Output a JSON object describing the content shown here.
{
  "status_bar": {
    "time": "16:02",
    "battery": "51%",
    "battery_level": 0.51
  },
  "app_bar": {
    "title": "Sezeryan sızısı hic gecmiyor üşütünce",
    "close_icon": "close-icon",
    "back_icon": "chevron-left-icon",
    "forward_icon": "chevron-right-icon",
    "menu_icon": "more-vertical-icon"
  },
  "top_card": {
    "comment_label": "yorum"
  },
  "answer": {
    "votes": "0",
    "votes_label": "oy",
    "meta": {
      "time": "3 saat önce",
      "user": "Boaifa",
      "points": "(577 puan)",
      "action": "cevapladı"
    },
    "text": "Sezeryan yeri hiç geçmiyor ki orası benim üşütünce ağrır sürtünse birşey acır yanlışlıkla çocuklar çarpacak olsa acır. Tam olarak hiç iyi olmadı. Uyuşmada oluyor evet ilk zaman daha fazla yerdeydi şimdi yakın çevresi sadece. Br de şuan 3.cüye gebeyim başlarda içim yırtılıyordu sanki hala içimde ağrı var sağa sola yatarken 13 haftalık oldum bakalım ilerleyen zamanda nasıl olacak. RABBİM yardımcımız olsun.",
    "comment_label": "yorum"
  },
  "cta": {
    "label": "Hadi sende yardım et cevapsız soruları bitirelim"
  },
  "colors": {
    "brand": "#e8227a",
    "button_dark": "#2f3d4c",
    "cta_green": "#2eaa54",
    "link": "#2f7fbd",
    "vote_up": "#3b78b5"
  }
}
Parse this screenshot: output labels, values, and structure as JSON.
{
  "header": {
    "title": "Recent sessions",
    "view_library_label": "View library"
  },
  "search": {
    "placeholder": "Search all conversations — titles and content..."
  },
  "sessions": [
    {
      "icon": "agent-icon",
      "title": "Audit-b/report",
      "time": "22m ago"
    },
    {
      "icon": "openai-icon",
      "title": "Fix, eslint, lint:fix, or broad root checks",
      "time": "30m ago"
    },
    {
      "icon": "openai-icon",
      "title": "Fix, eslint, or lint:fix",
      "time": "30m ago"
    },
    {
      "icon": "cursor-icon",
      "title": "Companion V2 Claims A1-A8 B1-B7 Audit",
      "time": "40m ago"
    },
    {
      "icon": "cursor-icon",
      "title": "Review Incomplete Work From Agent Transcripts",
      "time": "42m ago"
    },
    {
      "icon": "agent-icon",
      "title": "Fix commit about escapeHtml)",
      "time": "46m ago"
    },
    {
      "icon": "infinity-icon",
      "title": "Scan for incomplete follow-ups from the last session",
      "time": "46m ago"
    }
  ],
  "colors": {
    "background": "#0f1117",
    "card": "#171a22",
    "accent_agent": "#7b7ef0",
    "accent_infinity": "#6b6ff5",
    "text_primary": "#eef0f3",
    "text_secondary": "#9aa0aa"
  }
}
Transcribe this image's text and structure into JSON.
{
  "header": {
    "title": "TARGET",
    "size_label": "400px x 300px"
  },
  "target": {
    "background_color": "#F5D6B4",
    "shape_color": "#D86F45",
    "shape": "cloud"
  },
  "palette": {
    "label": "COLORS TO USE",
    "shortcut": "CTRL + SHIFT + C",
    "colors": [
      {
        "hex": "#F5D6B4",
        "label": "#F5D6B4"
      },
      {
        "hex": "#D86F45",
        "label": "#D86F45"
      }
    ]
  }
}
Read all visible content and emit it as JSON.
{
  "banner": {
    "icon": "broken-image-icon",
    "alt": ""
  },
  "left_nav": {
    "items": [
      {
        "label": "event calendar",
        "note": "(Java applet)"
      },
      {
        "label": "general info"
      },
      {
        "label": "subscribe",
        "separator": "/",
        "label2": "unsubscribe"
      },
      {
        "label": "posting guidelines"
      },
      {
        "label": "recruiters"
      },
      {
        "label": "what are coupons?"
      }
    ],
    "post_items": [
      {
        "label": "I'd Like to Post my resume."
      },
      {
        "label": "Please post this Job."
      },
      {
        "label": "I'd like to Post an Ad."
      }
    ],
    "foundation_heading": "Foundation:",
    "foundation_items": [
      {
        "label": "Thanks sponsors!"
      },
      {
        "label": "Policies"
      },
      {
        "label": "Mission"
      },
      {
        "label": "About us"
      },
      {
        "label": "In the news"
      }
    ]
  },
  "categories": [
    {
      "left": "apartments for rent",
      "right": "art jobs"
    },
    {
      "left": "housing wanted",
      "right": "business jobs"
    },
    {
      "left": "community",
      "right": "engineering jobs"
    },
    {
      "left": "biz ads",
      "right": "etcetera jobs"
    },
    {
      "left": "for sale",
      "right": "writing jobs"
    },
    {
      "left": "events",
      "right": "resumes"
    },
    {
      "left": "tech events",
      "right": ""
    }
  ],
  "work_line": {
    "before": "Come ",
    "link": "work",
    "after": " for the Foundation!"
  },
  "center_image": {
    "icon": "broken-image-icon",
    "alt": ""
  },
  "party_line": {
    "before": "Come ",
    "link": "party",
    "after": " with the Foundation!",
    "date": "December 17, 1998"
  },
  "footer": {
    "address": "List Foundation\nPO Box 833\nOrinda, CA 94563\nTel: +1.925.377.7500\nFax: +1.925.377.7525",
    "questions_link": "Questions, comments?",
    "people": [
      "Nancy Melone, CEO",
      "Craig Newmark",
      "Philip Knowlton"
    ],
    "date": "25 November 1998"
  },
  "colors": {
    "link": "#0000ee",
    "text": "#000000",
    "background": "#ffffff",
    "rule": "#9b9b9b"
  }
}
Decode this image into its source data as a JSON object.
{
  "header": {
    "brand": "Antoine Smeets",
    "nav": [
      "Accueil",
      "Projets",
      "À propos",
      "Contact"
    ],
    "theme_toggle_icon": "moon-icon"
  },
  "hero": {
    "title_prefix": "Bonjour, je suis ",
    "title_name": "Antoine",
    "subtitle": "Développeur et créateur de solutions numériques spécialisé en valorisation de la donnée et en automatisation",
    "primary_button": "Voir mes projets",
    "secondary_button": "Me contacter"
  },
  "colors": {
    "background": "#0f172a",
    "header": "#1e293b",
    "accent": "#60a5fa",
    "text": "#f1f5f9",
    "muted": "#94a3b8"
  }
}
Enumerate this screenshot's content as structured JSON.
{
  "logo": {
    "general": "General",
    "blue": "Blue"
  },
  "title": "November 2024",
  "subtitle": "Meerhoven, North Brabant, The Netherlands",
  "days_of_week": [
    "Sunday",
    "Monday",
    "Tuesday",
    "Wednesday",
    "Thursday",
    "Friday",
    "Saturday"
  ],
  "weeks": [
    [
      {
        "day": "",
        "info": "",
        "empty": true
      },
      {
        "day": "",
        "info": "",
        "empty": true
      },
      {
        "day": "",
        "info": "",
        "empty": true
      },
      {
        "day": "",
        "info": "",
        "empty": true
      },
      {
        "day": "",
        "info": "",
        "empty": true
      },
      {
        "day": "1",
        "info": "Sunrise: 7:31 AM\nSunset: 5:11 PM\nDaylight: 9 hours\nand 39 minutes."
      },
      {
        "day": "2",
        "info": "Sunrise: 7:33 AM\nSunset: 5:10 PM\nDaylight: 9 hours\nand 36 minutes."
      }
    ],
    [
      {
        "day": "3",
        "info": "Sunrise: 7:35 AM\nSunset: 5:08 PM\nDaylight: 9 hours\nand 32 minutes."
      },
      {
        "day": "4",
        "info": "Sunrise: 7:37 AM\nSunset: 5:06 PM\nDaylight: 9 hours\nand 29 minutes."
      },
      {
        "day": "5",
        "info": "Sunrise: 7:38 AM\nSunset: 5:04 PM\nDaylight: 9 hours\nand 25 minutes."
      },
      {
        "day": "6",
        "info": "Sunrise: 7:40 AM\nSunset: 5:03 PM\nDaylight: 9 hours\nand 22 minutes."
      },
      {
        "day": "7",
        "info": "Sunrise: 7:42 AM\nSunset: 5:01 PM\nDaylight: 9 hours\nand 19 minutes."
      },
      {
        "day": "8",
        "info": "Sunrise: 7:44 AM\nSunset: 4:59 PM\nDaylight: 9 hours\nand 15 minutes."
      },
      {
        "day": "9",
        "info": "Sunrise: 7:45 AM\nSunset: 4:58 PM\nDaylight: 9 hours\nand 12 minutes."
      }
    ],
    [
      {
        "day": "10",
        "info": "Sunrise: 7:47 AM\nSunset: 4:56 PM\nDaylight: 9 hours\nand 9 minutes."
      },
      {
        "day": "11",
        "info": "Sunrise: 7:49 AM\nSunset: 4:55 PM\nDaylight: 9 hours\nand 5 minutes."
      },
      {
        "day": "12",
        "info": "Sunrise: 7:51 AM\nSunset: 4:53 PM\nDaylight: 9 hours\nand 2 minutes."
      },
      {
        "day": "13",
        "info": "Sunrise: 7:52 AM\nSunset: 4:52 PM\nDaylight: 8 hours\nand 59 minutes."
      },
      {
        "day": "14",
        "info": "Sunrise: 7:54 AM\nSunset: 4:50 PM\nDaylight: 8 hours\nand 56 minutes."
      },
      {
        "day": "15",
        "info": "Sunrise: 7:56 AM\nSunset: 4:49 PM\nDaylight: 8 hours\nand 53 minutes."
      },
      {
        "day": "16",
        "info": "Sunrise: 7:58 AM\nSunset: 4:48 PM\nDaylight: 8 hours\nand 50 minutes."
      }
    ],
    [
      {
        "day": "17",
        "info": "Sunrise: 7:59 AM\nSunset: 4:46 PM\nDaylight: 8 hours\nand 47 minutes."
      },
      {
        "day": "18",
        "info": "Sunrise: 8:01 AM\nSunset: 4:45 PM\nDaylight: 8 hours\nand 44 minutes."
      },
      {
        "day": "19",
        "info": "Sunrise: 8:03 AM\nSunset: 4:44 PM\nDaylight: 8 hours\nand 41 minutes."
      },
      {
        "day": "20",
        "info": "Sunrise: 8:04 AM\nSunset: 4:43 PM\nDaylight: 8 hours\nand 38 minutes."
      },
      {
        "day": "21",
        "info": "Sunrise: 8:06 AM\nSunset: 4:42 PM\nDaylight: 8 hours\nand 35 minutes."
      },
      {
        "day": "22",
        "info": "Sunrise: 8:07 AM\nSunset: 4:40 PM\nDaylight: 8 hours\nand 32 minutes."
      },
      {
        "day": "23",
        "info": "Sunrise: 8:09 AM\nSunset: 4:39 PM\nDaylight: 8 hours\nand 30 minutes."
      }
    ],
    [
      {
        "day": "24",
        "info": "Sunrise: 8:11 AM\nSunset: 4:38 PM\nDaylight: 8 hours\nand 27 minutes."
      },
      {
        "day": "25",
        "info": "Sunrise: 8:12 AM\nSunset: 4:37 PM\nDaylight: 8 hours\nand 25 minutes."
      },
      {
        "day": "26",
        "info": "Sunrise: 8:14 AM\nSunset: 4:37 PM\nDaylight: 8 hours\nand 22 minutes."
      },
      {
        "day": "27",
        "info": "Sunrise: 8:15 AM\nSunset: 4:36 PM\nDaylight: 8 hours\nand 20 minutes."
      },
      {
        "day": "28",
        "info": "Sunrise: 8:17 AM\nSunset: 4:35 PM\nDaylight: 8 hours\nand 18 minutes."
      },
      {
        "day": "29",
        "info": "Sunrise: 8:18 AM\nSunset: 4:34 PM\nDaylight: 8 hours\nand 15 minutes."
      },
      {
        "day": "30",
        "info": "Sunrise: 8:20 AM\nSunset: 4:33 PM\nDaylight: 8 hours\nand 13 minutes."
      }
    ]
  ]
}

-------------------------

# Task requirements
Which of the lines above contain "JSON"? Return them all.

# Finished exercise
Output a JSON object describing the content shown here.
Parse this screenshot: output labels, values, and structure as JSON.
Transcribe this image's text and structure into JSON.
Read all visible content and emit it as JSON.
Decode this image into its source data as a JSON object.
Enumerate this screenshot's content as structured JSON.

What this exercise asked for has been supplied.